In fact, Scripture tells us that God himself experiences this purposeful anger against evil. As Jon Bloom writes, “what makes God angry is the perversion of his goodness; the turning wrong of what he made right. God calls this perversion evil. Evil twists and disfigures God’s glory, vandalizing what is most valuable, and profaning what is most holy. Evil poisons and distorts reality, resulting in the destruction of joy for every creature that chooses the perversion over God’s good. God’s righteousness demands his anger over such destructive perversion and that he mete out commensurate justice against those who commit such evil. So our anger is righteous when we are angered over evil that profanes God’s holiness and perverts his goodness.”
Finally, God-honoring anger is temporary. I’ll never forget in Boy Scouts how strongly we were urged to “Make sure the campfire is completely extinguished before leaving camp!” We would wait for all the logs to burn down, pour water on them until they were drenched, and then dump dry sand on top of the soggy mess. We were taught that a fire which looked dormant could flare back to life later on, and this kept us vigilant in snuffing out every last trace of heat or smoke.
In the same way, Paul urges us, “don’t let the sun go down on your anger” (Ephesians 4:26). That is, don’t let your anger smolder as you carry on with life. Do whatever is necessary to make things right, forgive, reconcile, and restore compassionate love. The Bible tells us that even God’s anger is temporary. “For his anger lasts only a moment, but his favor lasts a lifetime” (Psalm 30:5a).
We should not allow our anger to endure any longer than necessary. Anger is not something that is safe for us to hold on to or dwell on, it is best surrendered to God, where He can see to it that it is contained, purposeful, and temporary.
Hope for the Angry
If you or someone you love struggles with uncontrolled anger, please reach out to a counselor on this site who can guide and walk with you on the path to freedom.
American Psychological Association.
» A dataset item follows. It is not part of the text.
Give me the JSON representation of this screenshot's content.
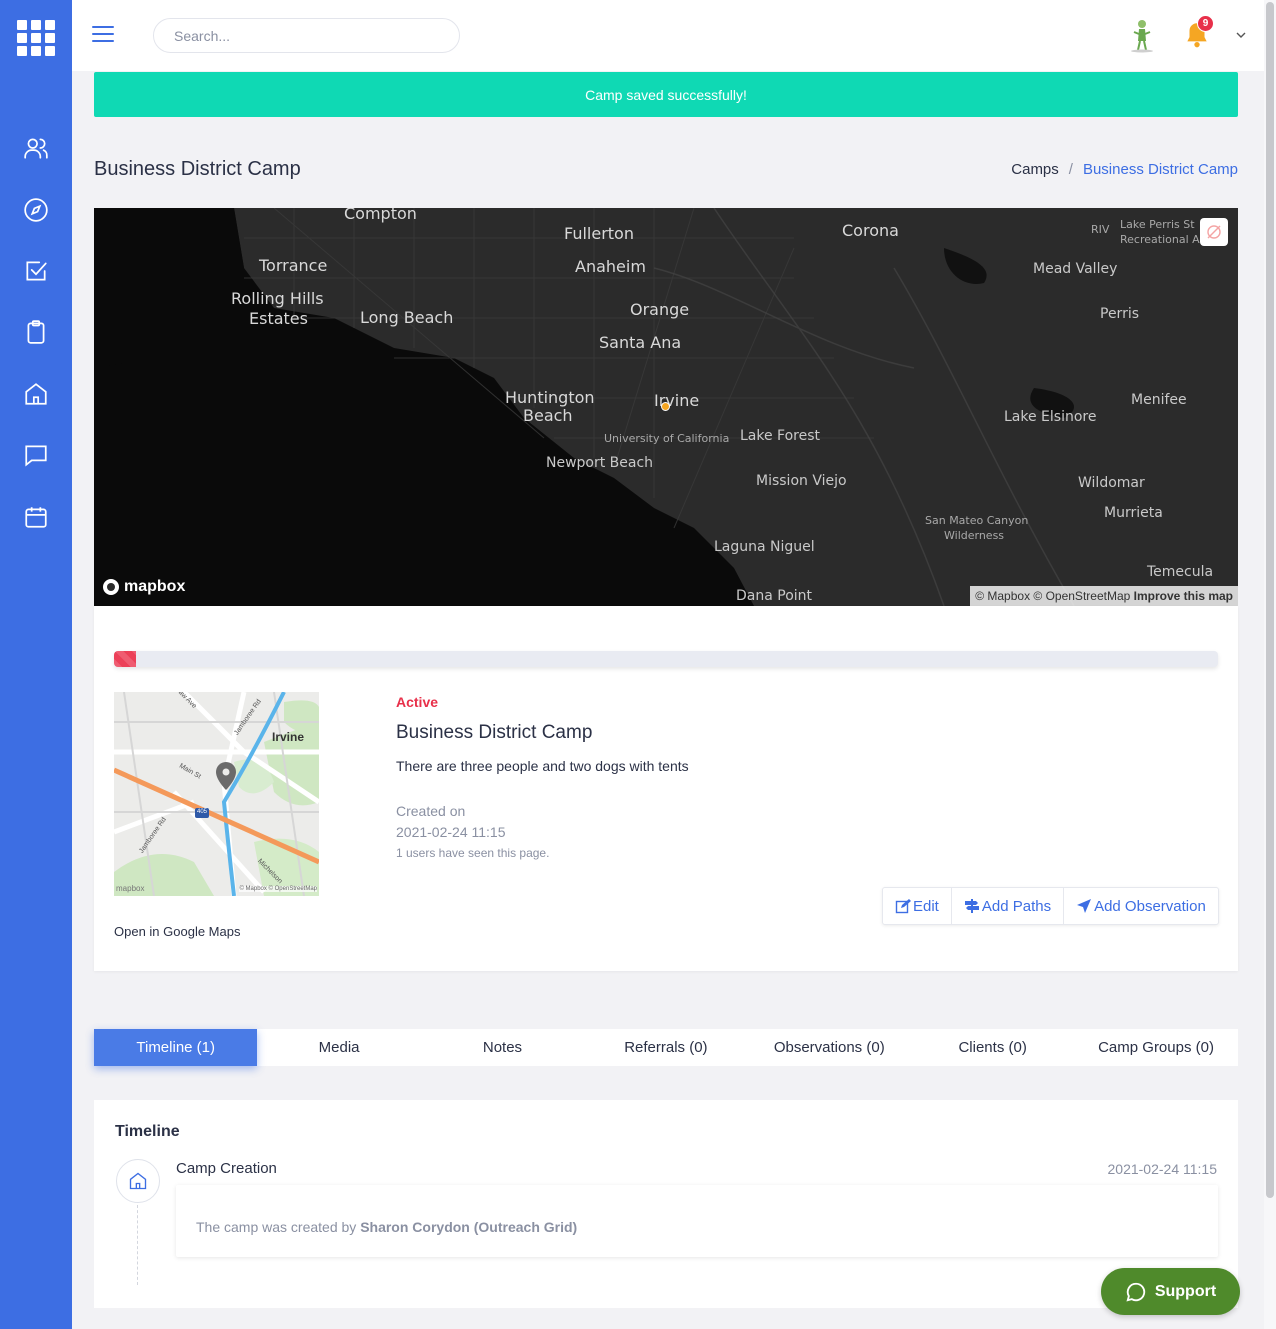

Controlling Anger before it Controls You. Retrieved from: https://www.apa.org/topics/anger/control
Bloom, John (2016). How Can We Be Angry and Not Sin? Retrieved from: https://www.desiringgod.org/articles/how-can-we-be-angry-and-not-sin
Keller, T. Keller, K. (2017). God’s Wisdom for Navigating Life: A Year of Daily Devotions in the Book of Proverbs. New York, NY: Viking.
Segal, Jeanne & Smith, Melinda (2018). Anger Management: Tips and Techniques for Getting Anger under Control. Retrieved from: https://www.helpguide.org/articles/relationships-communication/anger-management.htm/
“Winter is Coming”, Courtesy of Stephane Juban, Unsplash.com, CC0 License; “Bible on Table”, Courtesy of Priscilla Du Preez, Unsplash.com, CC0 License; “Open Hands”, Courtesy of Milada Vigerova, Unsplash.com, CC0 License; “Fireplace”, Courtesy of John-Mark Smith, Unsplash.com, CC0 License